It is believed that the many advantages of this invention will now be apparent to those skilled in the art. It will also be apparent that a number of modifications may be made therein without departing from its spirit and scope. Accordingly, the foregoing description is to be construed as illustrative only, rather than limiting.
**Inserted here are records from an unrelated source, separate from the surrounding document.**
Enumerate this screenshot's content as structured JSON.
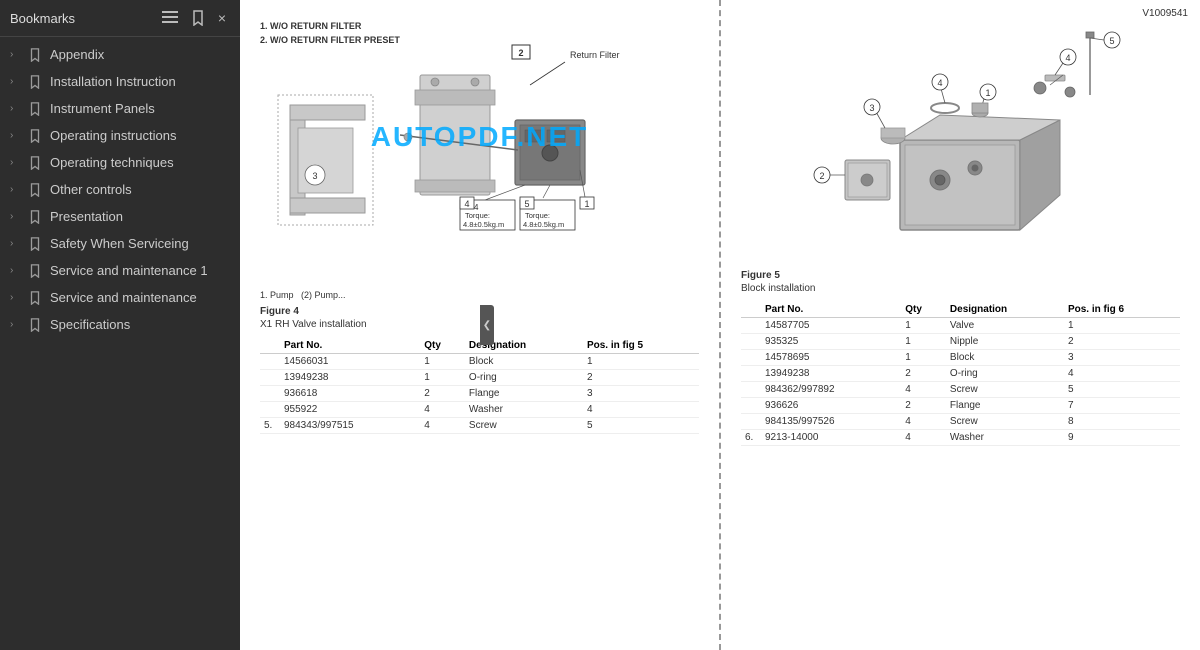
{
  "sidebar": {
    "title": "Bookmarks",
    "items": [
      {
        "id": "appendix",
        "label": "Appendix",
        "hasChildren": true
      },
      {
        "id": "installation-instruction",
        "label": "Installation Instruction",
        "hasChildren": true
      },
      {
        "id": "instrument-panels",
        "label": "Instrument Panels",
        "hasChildren": true
      },
      {
        "id": "operating-instructions",
        "label": "Operating instructions",
        "hasChildren": true
      },
      {
        "id": "operating-techniques",
        "label": "Operating techniques",
        "hasChildren": true
      },
      {
        "id": "other-controls",
        "label": "Other controls",
        "hasChildren": true
      },
      {
        "id": "presentation",
        "label": "Presentation",
        "hasChildren": true
      },
      {
        "id": "safety-when-serviceing",
        "label": "Safety When Serviceing",
        "hasChildren": true
      },
      {
        "id": "service-and-maintenance-1",
        "label": "Service and maintenance 1",
        "hasChildren": true
      },
      {
        "id": "service-and-maintenance",
        "label": "Service and maintenance",
        "hasChildren": true
      },
      {
        "id": "specifications",
        "label": "Specifications",
        "hasChildren": true
      }
    ],
    "close_label": "×"
  },
  "collapse_handle": "❮",
  "left_page": {
    "diagram_labels": {
      "line1": "1. W/O RETURN FILTER",
      "line2": "2. W/O RETURN FILTER PRESET"
    },
    "return_filter_label": "Return Filter",
    "callout_2": "2",
    "callout_3": "3",
    "callout_1": "1",
    "callout_4": "4",
    "callout_5": "5",
    "torque_rows": [
      {
        "num": "4",
        "label": "Torque:",
        "value": "4.8±0.5kg.m"
      },
      {
        "num": "5",
        "label": "Torque:",
        "value": "4.8±0.5kg.m"
      },
      {
        "num": "1",
        "label": "",
        "value": ""
      }
    ],
    "pump_text": "1. Pump (2) Pump...",
    "figure4_label": "Figure 4",
    "figure4_sublabel": "X1 RH Valve installation",
    "table4_headers": [
      "Part No.",
      "Qty",
      "Designation",
      "Pos. in fig 5"
    ],
    "table4_rows": [
      {
        "pos": "",
        "partno": "14566031",
        "qty": "1",
        "designation": "Block",
        "posfig": "1"
      },
      {
        "pos": "",
        "partno": "13949238",
        "qty": "1",
        "designation": "O-ring",
        "posfig": "2"
      },
      {
        "pos": "",
        "partno": "936618",
        "qty": "2",
        "designation": "Flange",
        "posfig": "3"
      },
      {
        "pos": "",
        "partno": "955922",
        "qty": "4",
        "designation": "Washer",
        "posfig": "4"
      },
      {
        "pos": "5.",
        "partno": "984343/997515",
        "qty": "4",
        "designation": "Screw",
        "posfig": "5"
      }
    ],
    "watermark": "AUTOPDF.NET"
  },
  "right_page": {
    "callout_1": "1",
    "callout_2": "2",
    "callout_3": "3",
    "callout_4a": "4",
    "callout_4b": "4",
    "callout_5": "5",
    "page_ref": "V1009541",
    "figure5_label": "Figure 5",
    "figure5_sublabel": "Block installation",
    "table5_headers": [
      "Part No.",
      "Qty",
      "Designation",
      "Pos. in fig 6"
    ],
    "table5_rows": [
      {
        "pos": "",
        "partno": "14587705",
        "qty": "1",
        "designation": "Valve",
        "posfig": "1"
      },
      {
        "pos": "",
        "partno": "935325",
        "qty": "1",
        "designation": "Nipple",
        "posfig": "2"
      },
      {
        "pos": "",
        "partno": "14578695",
        "qty": "1",
        "designation": "Block",
        "posfig": "3"
      },
      {
        "pos": "",
        "partno": "13949238",
        "qty": "2",
        "designation": "O-ring",
        "posfig": "4"
      },
      {
        "pos": "",
        "partno": "984362/997892",
        "qty": "4",
        "designation": "Screw",
        "posfig": "5"
      },
      {
        "pos": "",
        "partno": "936626",
        "qty": "2",
        "designation": "Flange",
        "posfig": "7"
      },
      {
        "pos": "",
        "partno": "984135/997526",
        "qty": "4",
        "designation": "Screw",
        "posfig": "8"
      },
      {
        "pos": "6.",
        "partno": "9213-14000",
        "qty": "4",
        "designation": "Washer",
        "posfig": "9"
      }
    ]
  }
}
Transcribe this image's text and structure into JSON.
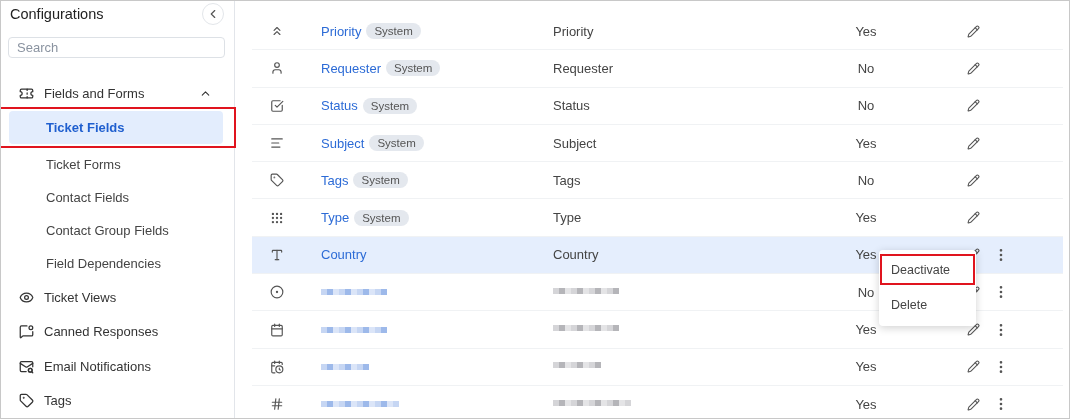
{
  "sidebar": {
    "title": "Configurations",
    "search": {
      "placeholder": "Search"
    },
    "items": [
      {
        "label": "Fields and Forms",
        "expanded": true,
        "children": [
          {
            "label": "Ticket Fields",
            "selected": true,
            "annotated": true
          },
          {
            "label": "Ticket Forms",
            "selected": false,
            "annotated": false
          },
          {
            "label": "Contact Fields",
            "selected": false,
            "annotated": false
          },
          {
            "label": "Contact Group Fields",
            "selected": false,
            "annotated": false
          },
          {
            "label": "Field Dependencies",
            "selected": false,
            "annotated": false
          }
        ]
      },
      {
        "label": "Ticket Views"
      },
      {
        "label": "Canned Responses"
      },
      {
        "label": "Email Notifications"
      },
      {
        "label": "Tags"
      }
    ]
  },
  "table": {
    "rows": [
      {
        "kind": "field",
        "name": "Priority",
        "badge": "System",
        "label": "Priority",
        "column_4": "Yes",
        "selected": false,
        "menu": false
      },
      {
        "kind": "field",
        "name": "Requester",
        "badge": "System",
        "label": "Requester",
        "column_4": "No",
        "selected": false,
        "menu": false
      },
      {
        "kind": "field",
        "name": "Status",
        "badge": "System",
        "label": "Status",
        "column_4": "No",
        "selected": false,
        "menu": false
      },
      {
        "kind": "field",
        "name": "Subject",
        "badge": "System",
        "label": "Subject",
        "column_4": "Yes",
        "selected": false,
        "menu": false
      },
      {
        "kind": "field",
        "name": "Tags",
        "badge": "System",
        "label": "Tags",
        "column_4": "No",
        "selected": false,
        "menu": false
      },
      {
        "kind": "field",
        "name": "Type",
        "badge": "System",
        "label": "Type",
        "column_4": "Yes",
        "selected": false,
        "menu": false
      },
      {
        "kind": "field",
        "name": "Country",
        "label": "Country",
        "column_4": "Yes",
        "selected": true,
        "menu": true
      },
      {
        "kind": "redacted",
        "column_4": "No",
        "selected": false,
        "menu": true
      },
      {
        "kind": "redacted",
        "column_4": "Yes",
        "selected": false,
        "menu": true
      },
      {
        "kind": "redacted",
        "column_4": "Yes",
        "selected": false,
        "menu": true
      },
      {
        "kind": "redacted",
        "column_4": "Yes",
        "selected": false,
        "menu": true
      }
    ]
  },
  "context_menu": {
    "items": [
      {
        "label": "Deactivate",
        "annotated": true
      },
      {
        "label": "Delete",
        "annotated": false
      }
    ]
  }
}
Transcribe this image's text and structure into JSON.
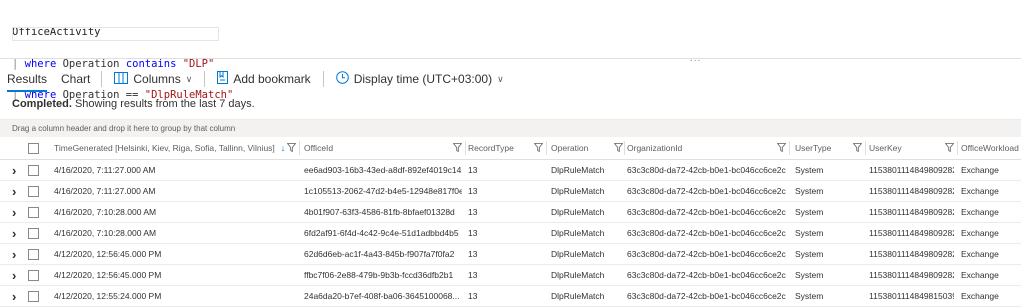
{
  "query": {
    "table": "OfficeActivity",
    "lines": [
      {
        "pipe": "|",
        "kw1": "where",
        "field": " Operation ",
        "kw2": "contains",
        "value": " \"DLP\""
      },
      {
        "pipe": "|",
        "kw1": "where",
        "field": " Operation == ",
        "kw2": "",
        "value": "\"DlpRuleMatch\""
      }
    ],
    "splitter_grip": "..."
  },
  "toolbar": {
    "tabs": [
      "Results",
      "Chart"
    ],
    "columns_label": "Columns",
    "bookmark_label": "Add bookmark",
    "display_time_label": "Display time (UTC+03:00)"
  },
  "status": {
    "bold": "Completed.",
    "text": " Showing results from the last 7 days."
  },
  "groupbar": "Drag a column header and drop it here to group by that column",
  "columns": [
    "TimeGenerated [Helsinki, Kiev, Riga, Sofia, Tallinn, Vilnius]",
    "OfficeId",
    "RecordType",
    "Operation",
    "OrganizationId",
    "UserType",
    "UserKey",
    "OfficeWorkload"
  ],
  "rows": [
    [
      "4/16/2020, 7:11:27.000 AM",
      "ee6ad903-16b3-43ed-a8df-892ef4019c14",
      "13",
      "DlpRuleMatch",
      "63c3c80d-da72-42cb-b0e1-bc046cc6ce2c",
      "System",
      "1153801114849809282",
      "Exchange"
    ],
    [
      "4/16/2020, 7:11:27.000 AM",
      "1c105513-2062-47d2-b4e5-12948e817f0e",
      "13",
      "DlpRuleMatch",
      "63c3c80d-da72-42cb-b0e1-bc046cc6ce2c",
      "System",
      "1153801114849809282",
      "Exchange"
    ],
    [
      "4/16/2020, 7:10:28.000 AM",
      "4b01f907-63f3-4586-81fb-8bfaef01328d",
      "13",
      "DlpRuleMatch",
      "63c3c80d-da72-42cb-b0e1-bc046cc6ce2c",
      "System",
      "1153801114849809282",
      "Exchange"
    ],
    [
      "4/16/2020, 7:10:28.000 AM",
      "6fd2af91-6f4d-4c42-9c4e-51d1adbbd4b5",
      "13",
      "DlpRuleMatch",
      "63c3c80d-da72-42cb-b0e1-bc046cc6ce2c",
      "System",
      "1153801114849809282",
      "Exchange"
    ],
    [
      "4/12/2020, 12:56:45.000 PM",
      "62d6d6eb-ac1f-4a43-845b-f907fa7f0fa2",
      "13",
      "DlpRuleMatch",
      "63c3c80d-da72-42cb-b0e1-bc046cc6ce2c",
      "System",
      "1153801114849809282",
      "Exchange"
    ],
    [
      "4/12/2020, 12:56:45.000 PM",
      "ffbc7f06-2e88-479b-9b3b-fccd36dfb2b1",
      "13",
      "DlpRuleMatch",
      "63c3c80d-da72-42cb-b0e1-bc046cc6ce2c",
      "System",
      "1153801114849809282",
      "Exchange"
    ],
    [
      "4/12/2020, 12:55:24.000 PM",
      "24a6da20-b7ef-408f-ba06-3645100068...",
      "13",
      "DlpRuleMatch",
      "63c3c80d-da72-42cb-b0e1-bc046cc6ce2c",
      "System",
      "1153801114849815039",
      "Exchange"
    ]
  ],
  "icons": {
    "columns": "columns-icon",
    "bookmark": "bookmark-icon",
    "clock": "clock-icon",
    "sort": "sort-down-arrow-icon",
    "filter": "filter-icon",
    "expand": "chevron-right-icon"
  },
  "colors": {
    "accent": "#0078d4",
    "keyword": "#0000ff",
    "string": "#a31515"
  }
}
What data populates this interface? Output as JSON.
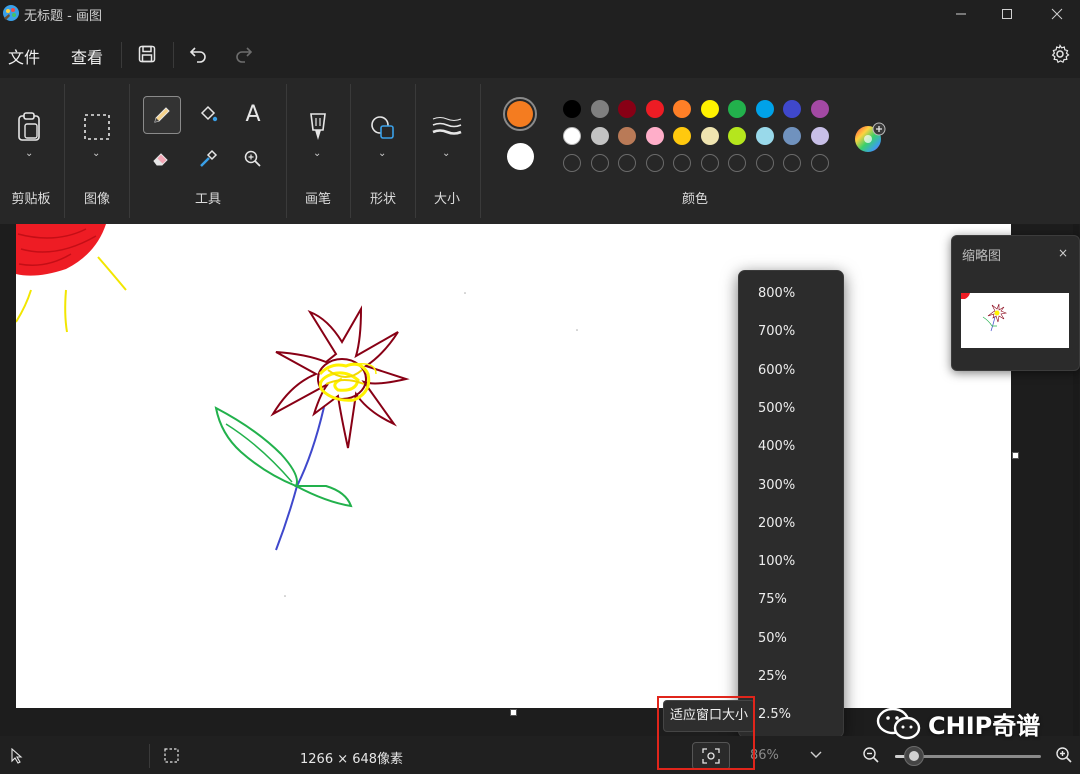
{
  "titlebar": {
    "title": "无标题 - 画图",
    "minimize": "minimize-icon",
    "maximize": "maximize-icon",
    "close": "close-icon"
  },
  "menu": {
    "file": "文件",
    "view": "查看"
  },
  "ribbon": {
    "groups": {
      "clipboard": "剪贴板",
      "image": "图像",
      "tools": "工具",
      "brushes": "画笔",
      "shapes": "形状",
      "size": "大小",
      "colors": "颜色"
    },
    "text_tool_glyph": "A",
    "primary_color": "#f47c20",
    "secondary_color": "#ffffff",
    "palette_row1": [
      "#000000",
      "#7f7f7f",
      "#880015",
      "#ed1c24",
      "#ff7f27",
      "#fff200",
      "#22b14c",
      "#00a2e8",
      "#3f48cc",
      "#a349a4"
    ],
    "palette_row2": [
      "#ffffff",
      "#c3c3c3",
      "#b97a57",
      "#ffaec9",
      "#ffc90e",
      "#efe4b0",
      "#b5e61d",
      "#99d9ea",
      "#7092be",
      "#c8bfe7"
    ]
  },
  "thumbnail": {
    "title": "缩略图",
    "close": "×"
  },
  "zoom_menu": {
    "options": [
      "800%",
      "700%",
      "600%",
      "500%",
      "400%",
      "300%",
      "200%",
      "100%",
      "75%",
      "50%",
      "25%",
      "2.5%"
    ]
  },
  "statusbar": {
    "dimensions": "1266 × 648像素",
    "tooltip": "适应窗口大小",
    "zoom_value": "86%",
    "zoom_slider_fraction": 0.13
  },
  "watermark": "CHIP奇谱"
}
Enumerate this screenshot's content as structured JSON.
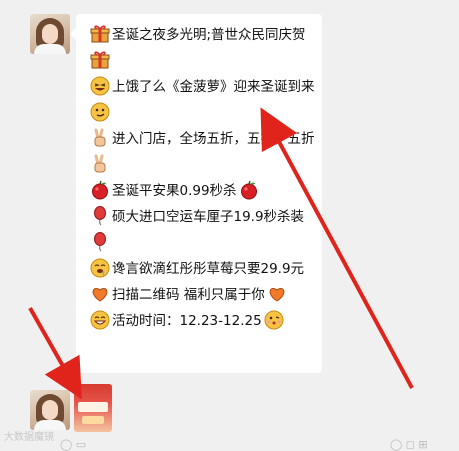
{
  "messages": [
    {
      "lines": [
        {
          "pre_icon": "gift-icon",
          "text": "圣诞之夜多光明;普世众民同庆贺",
          "post_icon": null
        },
        {
          "pre_icon": "gift-icon",
          "text": "",
          "post_icon": null
        },
        {
          "pre_icon": "grin-squint-icon",
          "text": "上饿了么《金菠萝》迎来圣诞到来",
          "post_icon": "smirk-icon"
        },
        {
          "pre_icon": "victory-hand-icon",
          "text": "进入门店，全场五折，五折，五折",
          "post_icon": "victory-hand-icon"
        },
        {
          "pre_icon": "apple-icon",
          "text": "圣诞平安果0.99秒杀",
          "post_icon": "apple-icon"
        },
        {
          "pre_icon": "balloon-icon",
          "text": "硕大进口空运车厘子19.9秒杀装",
          "post_icon": "balloon-icon"
        },
        {
          "pre_icon": "drool-icon",
          "text": "谗言欲滴红彤彤草莓只要29.9元",
          "post_icon": null
        },
        {
          "pre_icon": "heart-icon",
          "text": "扫描二维码 福利只属于你",
          "post_icon": "heart-icon"
        },
        {
          "pre_icon": "grin-icon",
          "text": "活动时间：12.23-12.25",
          "post_icon": "kiss-icon"
        }
      ]
    }
  ],
  "watermark": "大数据魔镜",
  "colors": {
    "background": "#f0f0f0",
    "bubble": "#ffffff",
    "annotation_arrow": "#e0241b"
  }
}
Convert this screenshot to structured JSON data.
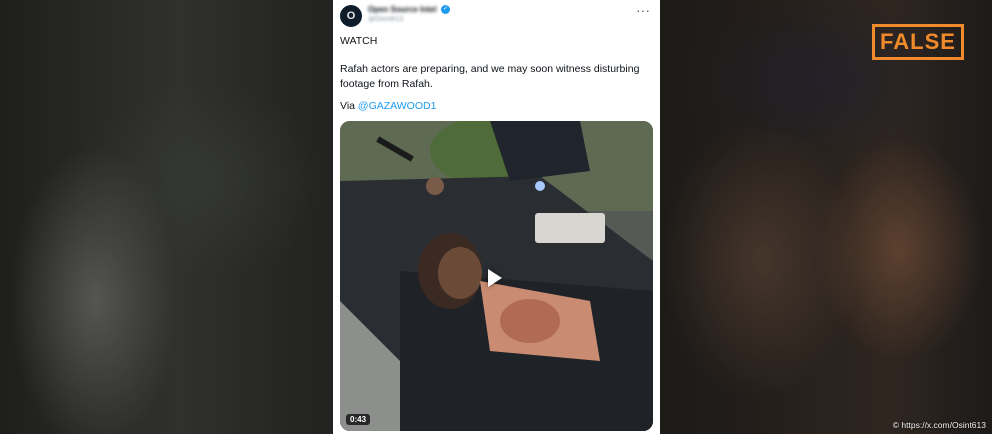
{
  "badge": {
    "label": "FALSE",
    "color": "#f18a2b"
  },
  "credit": {
    "text": "© https://x.com/Osint613"
  },
  "tweet": {
    "avatar_initial": "O",
    "author_name": "Open Source Intel",
    "author_handle": "@Osint613",
    "more_icon": "more-horizontal-icon",
    "lines": {
      "watch": "WATCH",
      "body": "Rafah actors are preparing, and we may soon witness disturbing footage from Rafah.",
      "via_prefix": "Via ",
      "mention": "@GAZAWOOD1"
    },
    "video": {
      "duration": "0:43",
      "play_icon": "play-icon"
    }
  },
  "colors": {
    "link": "#1d9bf0",
    "card_bg": "#ffffff",
    "text": "#0f1419"
  }
}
This invention is limited only by the scope of the following claims.
|Cited Patent||Filing date||Publication date||Applicant||Title|
|US5190314 *||Jul 5, 1991||Mar 2, 1993||Mazda Motor Corporation||Glove box structure of vehicle|
|JPH04303050A *||Title not available|
|JPH04303051A *||Title not available|
|JPH05229392A *||Title not available|
|Citing Patent||Filing date||Publication date||Applicant||Title|
|US5538277 *||Jun 8, 1995||Jul 23, 1996||Morton International, Inc.||Passenger air bag module fastenerless cover attachment|
|US5564732 *||Apr 20, 1995||Oct 15, 1996||Morton International, Inc.||Adjustable deployment door for airbag module|
|US5603524 *||Dec 1, 1995||Feb 18, 1997||General Motors Corporation||Releasable fastener for air bag deployment cover|
|US5887891 *||Mar 26, 1997||Mar 30, 1999||Denso Corporation||Air bag apparatus with movably mounted door|
|US5904367 *||Jul 1, 1997||May 18, 1999||Chrysler Corporation||Air bag module with floating door attachment|
|US20040041372 *||Jul 31, 2003||Mar 4, 2004||Trw Automotive Safety Systems Gmbh||Gas bag module|
|US20050001901 *||Jul 6, 2004||Jan 6, 2005||Helmuth Eggers||Camera system for a motor vehicle|
|EP0738630A1 *||Apr 19, 1996||Oct 23, 1996||Morton International, Inc.||Adjustable deployment door for airbag module|
|International Classification||B60R21/217, B60R21/20|
|Cooperative Classification||B60R21/2171, B60R2021/2172|
|Apr 15, 1994||AS||Assignment|
Owner name: MORTON INTERNATIONAL, INC., ILLINOIS
Free format text: ASSIGNMENT OF ASSIGNORS INTEREST;ASSIGNORS:BAUER, JOHN G.;JACKSON, DAVID M.;REEL/FRAME:006966/0993
Effective date: 19940413
|Nov 5, 1996||CC||Certificate of correction|
|Nov 10, 1998||REMI||Maintenance fee reminder mailed|
|Apr 18, 1999||LAPS||Lapse for failure to pay maintenance fees|
|Aug 17, 1999||FP||Expired due to failure to pay maintenance fee|
Effective date: 19990418